RIP Frank the Car
When we decided that we were going to move back to Florida we knew that we’d have to get rid of our car, Frank. Since people from the scrapyard had already expressed interest in him we decided the easiest thing to do would be to scrap him. Just writing about it even now gives me a lump in my throat.
You see, Frank was a good working class kind of car. He had calloused hands, dirty fingernails, swore a lot and liked to go down to the local to have a pint with the boys. I’m sure he was pretty good at darts too. Frank served us well. Even though he was 16 years old he only broke down once and that wasn’t even his fault, but that’s another story.
The most convenient way for us to get rid of Frank though was to sell him for scrap. Poor Frank. Here’s how it all went down.
After we drove our fifty million suitcases to the hotel near the airport, we drove Frank to the scrapyard. The scrapyard was a dusty, loud place with lots of men and lots of F words being thrown about. Just the kind of place Frank would feel right at home in. A man told us to drive Frank onto the scale and then we went into the office to find out how much we could get for him. The man at the desk told us the price and asked, “Do you have everything out of it?”
“Yes,” we said.
“All right then,” the man said. Then suddenly a giant claw came down smashed right through Frank’s sunroof and flung him about thirty feet in the air. He landed with a crash on the other side of the lot. Then a second claw picked him up and flung him again into a pile of cars at the far end of the lot.
We both stood their in shock. We were shocked for two reasons. Firstly, we’d never seen anyone throw a car before. Secondly, the scrapyard website has a little section on it about how to be environmentally friendly they must drain all the fluids from the cars before scrapping them. Unless a crew of small invisible men were busy doing that while we were finding out the price that didn’t happen.

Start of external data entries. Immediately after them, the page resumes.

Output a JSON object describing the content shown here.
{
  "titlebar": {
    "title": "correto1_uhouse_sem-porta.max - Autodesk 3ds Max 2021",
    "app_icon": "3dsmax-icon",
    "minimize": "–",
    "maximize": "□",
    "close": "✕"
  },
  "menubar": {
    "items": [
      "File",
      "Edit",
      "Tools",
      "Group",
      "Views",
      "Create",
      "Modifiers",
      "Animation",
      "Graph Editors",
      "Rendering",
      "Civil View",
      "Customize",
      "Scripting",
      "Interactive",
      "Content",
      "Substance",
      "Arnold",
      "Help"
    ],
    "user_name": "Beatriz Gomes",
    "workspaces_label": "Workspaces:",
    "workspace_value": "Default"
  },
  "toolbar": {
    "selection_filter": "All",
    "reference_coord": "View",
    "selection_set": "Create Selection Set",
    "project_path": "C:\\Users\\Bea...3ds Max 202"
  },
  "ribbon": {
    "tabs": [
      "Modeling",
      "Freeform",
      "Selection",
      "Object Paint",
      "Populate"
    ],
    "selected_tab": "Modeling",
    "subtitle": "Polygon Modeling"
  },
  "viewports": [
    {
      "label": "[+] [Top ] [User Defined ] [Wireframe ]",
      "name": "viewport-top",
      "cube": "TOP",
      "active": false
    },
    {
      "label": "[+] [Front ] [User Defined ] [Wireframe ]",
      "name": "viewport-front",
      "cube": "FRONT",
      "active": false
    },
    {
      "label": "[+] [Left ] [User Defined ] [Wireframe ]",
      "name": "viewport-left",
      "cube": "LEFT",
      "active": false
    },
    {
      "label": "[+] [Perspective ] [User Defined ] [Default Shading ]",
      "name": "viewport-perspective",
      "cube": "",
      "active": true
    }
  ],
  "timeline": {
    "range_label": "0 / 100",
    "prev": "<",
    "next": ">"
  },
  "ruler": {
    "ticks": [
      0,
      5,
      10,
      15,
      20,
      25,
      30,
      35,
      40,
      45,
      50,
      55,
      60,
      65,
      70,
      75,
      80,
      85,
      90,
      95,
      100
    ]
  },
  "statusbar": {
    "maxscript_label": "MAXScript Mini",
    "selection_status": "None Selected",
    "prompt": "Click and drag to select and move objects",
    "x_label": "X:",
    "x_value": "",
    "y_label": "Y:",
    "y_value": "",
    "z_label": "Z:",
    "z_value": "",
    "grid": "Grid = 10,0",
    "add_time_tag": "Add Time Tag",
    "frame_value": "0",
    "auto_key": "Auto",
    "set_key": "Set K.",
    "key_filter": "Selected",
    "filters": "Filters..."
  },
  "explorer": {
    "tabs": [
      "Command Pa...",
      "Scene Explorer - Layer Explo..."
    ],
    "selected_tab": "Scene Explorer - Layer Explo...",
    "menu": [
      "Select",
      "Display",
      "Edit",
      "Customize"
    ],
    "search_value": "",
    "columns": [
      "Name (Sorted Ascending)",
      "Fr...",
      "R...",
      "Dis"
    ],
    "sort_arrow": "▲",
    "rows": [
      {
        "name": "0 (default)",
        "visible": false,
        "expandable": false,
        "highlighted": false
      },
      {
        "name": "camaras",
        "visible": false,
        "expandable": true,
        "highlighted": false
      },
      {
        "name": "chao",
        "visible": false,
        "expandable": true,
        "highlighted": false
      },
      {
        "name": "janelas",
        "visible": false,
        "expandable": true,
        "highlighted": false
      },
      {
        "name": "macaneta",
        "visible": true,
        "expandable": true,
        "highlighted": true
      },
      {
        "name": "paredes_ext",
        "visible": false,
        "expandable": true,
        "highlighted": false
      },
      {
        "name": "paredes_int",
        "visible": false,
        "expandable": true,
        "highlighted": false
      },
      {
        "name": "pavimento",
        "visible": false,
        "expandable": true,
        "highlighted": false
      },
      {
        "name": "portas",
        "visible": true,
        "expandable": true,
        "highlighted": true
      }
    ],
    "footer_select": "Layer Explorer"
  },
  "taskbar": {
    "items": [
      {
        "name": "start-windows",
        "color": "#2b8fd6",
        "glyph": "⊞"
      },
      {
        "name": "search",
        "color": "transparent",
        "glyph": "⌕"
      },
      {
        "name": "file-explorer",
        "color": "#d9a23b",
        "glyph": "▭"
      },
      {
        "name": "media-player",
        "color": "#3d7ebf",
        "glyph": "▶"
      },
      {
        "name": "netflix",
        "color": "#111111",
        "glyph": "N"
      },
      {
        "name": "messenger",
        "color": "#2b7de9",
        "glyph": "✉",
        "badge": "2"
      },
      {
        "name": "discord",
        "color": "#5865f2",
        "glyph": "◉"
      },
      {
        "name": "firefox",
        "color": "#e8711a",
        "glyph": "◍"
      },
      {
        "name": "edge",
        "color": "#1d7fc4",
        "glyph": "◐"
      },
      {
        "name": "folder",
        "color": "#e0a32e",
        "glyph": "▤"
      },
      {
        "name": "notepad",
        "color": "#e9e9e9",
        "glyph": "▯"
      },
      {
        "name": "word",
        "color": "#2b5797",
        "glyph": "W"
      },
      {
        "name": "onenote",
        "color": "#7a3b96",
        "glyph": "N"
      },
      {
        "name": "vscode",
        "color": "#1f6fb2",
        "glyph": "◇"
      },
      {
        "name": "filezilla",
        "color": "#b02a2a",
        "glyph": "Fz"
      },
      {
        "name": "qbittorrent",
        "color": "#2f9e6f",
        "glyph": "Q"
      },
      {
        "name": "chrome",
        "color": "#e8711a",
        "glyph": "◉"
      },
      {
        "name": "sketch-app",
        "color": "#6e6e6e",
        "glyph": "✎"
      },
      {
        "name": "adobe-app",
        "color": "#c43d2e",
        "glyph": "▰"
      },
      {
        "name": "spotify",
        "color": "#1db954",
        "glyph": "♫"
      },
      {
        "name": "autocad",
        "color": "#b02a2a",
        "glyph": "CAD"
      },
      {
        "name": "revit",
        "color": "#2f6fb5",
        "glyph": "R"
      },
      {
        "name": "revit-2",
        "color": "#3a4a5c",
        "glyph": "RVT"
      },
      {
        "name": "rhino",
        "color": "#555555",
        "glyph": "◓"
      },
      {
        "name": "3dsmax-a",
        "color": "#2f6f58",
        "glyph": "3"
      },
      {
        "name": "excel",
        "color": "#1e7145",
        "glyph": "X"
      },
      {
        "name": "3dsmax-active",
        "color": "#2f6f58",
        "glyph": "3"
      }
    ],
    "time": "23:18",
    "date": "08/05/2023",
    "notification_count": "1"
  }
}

When we moved to the UK we bought Frank from a friend for 100 pounds. When we sold him to the scrapyard they gave us 98 pounds. I think we made out pretty good. Too bad I can’t say the same for Frank. He will be missed.